I started playing with the two girls in this group that I mentioned previously. Both are stunningly beautiful and so incredibly sweet. The younger girl was quite the artist, scrambling from spot to spot on the concrete to draw pictures and her name. She introduced herself in the best English I have heard spoken in our entire trip with a beaming smile. She was one of those kids that I’d say was “born on a sunny day.” Just a cheerful coutenance to her the entire day (I had been watching them earlier in the day as well, when they didn’t know I was looking on). She played soccer with some of the other kids and was so happy and energetic. The older girl was a little more reserved but just as willing to try and speak with me. She told me her name and smiled shyly and drew quietly with the chalk. Damn this language barrier! I am horrible at trying to communicate with people nonverbally but I tried to tell her that she was beautiful and I loved her drawings as best as I could. She seemed to understand and smiled so sweetly at me. She is tall and thin and has a humble, gentle strength about her. At one point in the evening, she and Lou were side by side, rubbing their chalk sticks into the ground to create a pile of dust that they would then pour bubble solution on to make a paste. They didn’t speak verbally but there was communication between them all the same. Lou told me today that she would love to have a sister one day too…..what is a family without sisters….huge sigh. I wish I could post the photos I have of them without risking our agency’s license so you could see just how much they light up a space. When the children were called to bed, I hugged them both tightly and had a vey difficult time fighting tears in their presence but they couldn’t be held back forever, just until later in the night when I was reflecting on the entire day.
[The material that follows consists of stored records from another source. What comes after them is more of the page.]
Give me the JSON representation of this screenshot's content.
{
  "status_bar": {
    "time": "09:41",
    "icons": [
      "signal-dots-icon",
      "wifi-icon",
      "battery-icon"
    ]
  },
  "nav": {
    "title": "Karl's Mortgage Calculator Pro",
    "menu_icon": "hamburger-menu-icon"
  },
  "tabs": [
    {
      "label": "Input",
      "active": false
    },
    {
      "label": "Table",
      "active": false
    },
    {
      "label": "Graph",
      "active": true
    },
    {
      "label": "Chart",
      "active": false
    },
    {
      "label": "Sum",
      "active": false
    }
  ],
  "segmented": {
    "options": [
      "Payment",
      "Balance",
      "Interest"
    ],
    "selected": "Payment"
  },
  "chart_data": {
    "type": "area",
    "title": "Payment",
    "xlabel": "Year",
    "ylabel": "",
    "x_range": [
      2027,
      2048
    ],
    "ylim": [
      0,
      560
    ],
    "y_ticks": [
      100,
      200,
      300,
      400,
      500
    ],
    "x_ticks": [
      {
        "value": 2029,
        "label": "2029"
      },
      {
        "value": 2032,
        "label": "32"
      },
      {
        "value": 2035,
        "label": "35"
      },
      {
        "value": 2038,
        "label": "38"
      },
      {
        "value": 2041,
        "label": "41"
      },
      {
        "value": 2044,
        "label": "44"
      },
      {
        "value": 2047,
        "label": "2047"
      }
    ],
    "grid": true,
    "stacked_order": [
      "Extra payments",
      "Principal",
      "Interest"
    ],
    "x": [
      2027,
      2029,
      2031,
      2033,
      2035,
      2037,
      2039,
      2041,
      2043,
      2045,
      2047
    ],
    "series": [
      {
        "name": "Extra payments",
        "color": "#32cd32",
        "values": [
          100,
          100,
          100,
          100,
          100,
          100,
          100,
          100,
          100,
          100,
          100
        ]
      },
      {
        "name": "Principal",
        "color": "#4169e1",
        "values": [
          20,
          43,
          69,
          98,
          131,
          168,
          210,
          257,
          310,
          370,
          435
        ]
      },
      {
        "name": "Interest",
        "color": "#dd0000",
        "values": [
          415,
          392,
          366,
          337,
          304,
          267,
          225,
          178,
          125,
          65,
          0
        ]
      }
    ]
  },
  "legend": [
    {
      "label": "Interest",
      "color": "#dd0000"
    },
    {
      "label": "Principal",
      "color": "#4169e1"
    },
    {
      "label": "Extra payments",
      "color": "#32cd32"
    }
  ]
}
We left the orphanage after dark around 8:30 and came back with two very tired children. They have been soooooo good this entire trip. We ordered room service and ate by candle light as the power went out for about 30 minutes. I was in a horrible funk when we got back to the hotel. As happy of an experience as this is, it still doesn’t take away how emotionally exhausting it all is on so many levels. More than anything, I end the day with excitement about Jones coming home, sensing even more that he’s exactly who is supposed to join our family and loving this time of getting to know each other, at least a little. But it doesn’t take away the sorrow I feel for the children we’re leaving behind and how much I want them to have their biggest dream come true as well. Everyone says their life is changed when they come to Ethiopia to meet their children and they see the country. I knew I wouldn’t understand what that meant until I came myself. I think if more people could experience first hand the lives these children lead versus the lives they deserve to lead, there would be a lot more adoptive families in this world. I am so thankful we’re joining the ranks.